● **Instructions for the task**
Look for "role" in each line of the records, and copy the lines that have it.

● **The data**
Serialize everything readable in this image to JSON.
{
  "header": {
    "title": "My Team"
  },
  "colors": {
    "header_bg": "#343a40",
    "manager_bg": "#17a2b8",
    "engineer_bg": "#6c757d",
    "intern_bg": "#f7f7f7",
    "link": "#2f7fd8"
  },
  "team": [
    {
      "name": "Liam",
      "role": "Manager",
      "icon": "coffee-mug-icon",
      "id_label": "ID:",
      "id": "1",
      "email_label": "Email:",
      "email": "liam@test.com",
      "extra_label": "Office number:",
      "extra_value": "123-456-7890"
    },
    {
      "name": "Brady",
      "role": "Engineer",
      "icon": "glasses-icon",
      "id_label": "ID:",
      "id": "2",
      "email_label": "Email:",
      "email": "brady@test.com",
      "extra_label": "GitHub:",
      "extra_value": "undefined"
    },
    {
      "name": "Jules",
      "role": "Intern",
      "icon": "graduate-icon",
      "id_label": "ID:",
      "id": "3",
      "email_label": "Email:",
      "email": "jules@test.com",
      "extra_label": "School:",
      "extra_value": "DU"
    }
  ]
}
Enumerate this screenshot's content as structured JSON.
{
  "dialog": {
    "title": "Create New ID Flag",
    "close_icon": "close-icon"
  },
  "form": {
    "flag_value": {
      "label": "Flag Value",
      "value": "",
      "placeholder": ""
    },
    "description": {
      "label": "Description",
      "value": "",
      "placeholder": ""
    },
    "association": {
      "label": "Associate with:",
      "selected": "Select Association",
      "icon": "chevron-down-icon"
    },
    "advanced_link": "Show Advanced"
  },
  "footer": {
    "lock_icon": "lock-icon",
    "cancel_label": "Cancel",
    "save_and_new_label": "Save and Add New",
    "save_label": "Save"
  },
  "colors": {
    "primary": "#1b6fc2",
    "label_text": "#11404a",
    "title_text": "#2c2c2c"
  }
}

● **Result of the task**
      "role": "Manager",
      "role": "Engineer",
      "role": "Intern",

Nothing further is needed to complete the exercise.